** Opening Records for processing block **
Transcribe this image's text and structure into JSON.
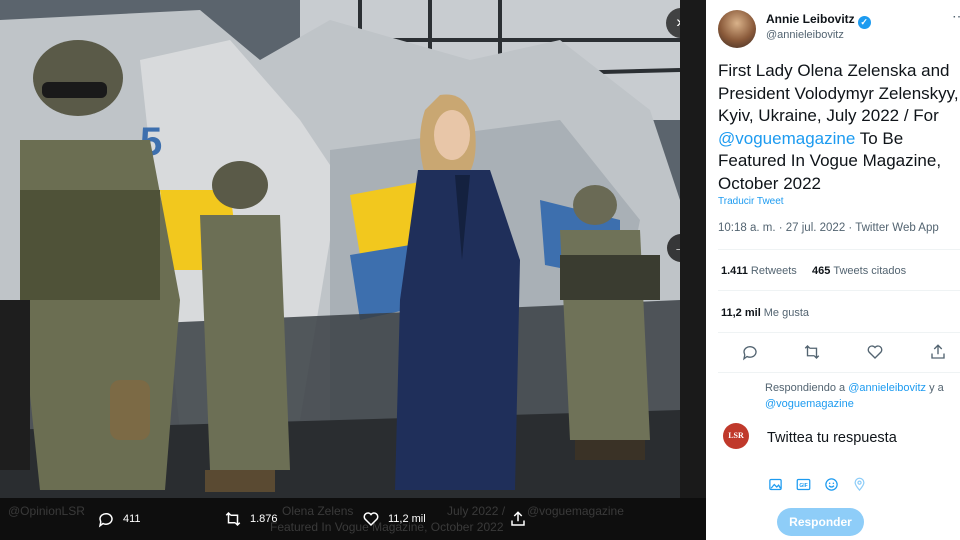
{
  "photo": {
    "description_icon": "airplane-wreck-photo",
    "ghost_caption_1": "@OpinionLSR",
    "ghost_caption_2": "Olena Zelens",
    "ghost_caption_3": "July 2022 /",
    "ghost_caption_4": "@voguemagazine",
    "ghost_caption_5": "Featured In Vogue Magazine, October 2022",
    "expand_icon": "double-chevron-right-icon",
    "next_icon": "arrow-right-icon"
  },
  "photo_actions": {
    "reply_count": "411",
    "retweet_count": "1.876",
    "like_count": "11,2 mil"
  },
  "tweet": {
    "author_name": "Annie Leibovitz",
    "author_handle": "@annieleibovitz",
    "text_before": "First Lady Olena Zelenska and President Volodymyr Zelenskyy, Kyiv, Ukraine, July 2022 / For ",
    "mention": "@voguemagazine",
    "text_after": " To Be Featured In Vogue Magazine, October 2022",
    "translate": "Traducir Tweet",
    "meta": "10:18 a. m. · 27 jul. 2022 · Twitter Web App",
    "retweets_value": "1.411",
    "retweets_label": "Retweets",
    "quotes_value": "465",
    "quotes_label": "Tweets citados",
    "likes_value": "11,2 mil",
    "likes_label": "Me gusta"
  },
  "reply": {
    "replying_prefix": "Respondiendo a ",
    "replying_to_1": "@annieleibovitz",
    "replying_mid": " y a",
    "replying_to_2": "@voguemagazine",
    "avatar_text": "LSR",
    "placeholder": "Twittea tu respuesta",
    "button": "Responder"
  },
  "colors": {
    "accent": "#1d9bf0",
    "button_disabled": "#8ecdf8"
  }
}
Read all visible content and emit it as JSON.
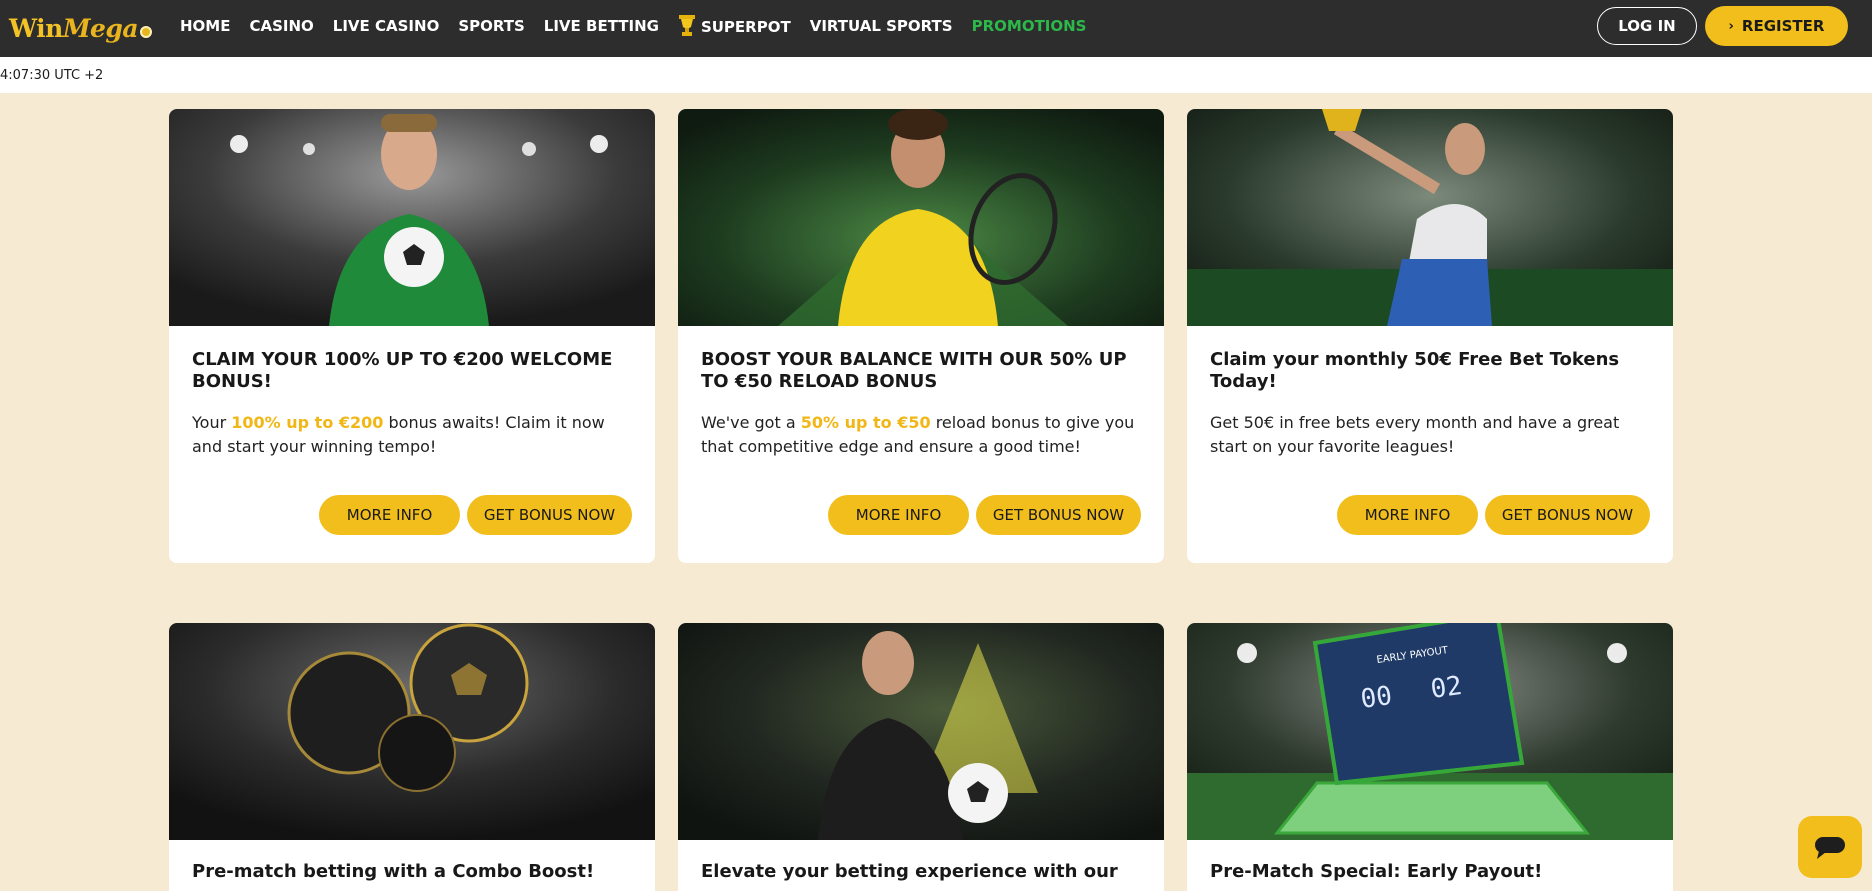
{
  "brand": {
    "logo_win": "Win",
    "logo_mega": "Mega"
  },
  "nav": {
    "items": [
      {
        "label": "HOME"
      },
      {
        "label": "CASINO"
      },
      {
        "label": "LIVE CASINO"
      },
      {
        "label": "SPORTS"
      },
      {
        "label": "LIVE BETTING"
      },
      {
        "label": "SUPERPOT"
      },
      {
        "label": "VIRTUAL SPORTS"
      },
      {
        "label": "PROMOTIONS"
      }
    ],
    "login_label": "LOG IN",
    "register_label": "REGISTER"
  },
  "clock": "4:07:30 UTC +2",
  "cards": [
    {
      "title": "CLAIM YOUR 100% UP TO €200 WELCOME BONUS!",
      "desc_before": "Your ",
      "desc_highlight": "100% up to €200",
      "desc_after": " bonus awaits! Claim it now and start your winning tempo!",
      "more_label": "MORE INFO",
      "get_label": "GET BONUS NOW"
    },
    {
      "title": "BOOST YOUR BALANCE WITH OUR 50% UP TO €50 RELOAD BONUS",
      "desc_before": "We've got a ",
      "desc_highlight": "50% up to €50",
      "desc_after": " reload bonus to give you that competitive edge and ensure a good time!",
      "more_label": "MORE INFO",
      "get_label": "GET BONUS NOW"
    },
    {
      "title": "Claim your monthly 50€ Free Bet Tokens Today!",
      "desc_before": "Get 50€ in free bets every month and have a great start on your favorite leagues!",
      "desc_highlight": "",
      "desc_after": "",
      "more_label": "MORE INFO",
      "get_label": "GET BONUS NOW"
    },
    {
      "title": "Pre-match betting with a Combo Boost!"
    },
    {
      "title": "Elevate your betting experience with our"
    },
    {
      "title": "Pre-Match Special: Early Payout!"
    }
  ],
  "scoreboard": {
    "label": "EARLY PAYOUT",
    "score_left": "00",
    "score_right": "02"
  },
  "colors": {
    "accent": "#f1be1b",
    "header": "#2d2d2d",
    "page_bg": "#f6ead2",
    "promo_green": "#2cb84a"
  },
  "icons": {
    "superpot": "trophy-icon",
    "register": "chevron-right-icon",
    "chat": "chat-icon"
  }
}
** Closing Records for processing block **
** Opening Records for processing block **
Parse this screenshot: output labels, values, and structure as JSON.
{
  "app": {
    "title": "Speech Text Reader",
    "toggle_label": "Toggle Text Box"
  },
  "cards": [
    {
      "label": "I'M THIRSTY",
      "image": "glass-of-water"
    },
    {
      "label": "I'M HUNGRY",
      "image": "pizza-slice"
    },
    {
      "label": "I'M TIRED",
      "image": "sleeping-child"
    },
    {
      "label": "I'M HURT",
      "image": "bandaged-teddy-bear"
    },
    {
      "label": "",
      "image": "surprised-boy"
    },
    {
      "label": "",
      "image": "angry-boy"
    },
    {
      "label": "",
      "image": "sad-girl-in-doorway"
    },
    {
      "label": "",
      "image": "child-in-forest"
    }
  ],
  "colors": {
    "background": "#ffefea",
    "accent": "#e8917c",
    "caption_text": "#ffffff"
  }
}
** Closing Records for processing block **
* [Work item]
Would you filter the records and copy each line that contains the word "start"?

* [Response area]
      "desc_after": " bonus awaits! Claim it now and start your winning tempo!",
      "desc_before": "Get 50€ in free bets every month and have a great start on your favorite leagues!",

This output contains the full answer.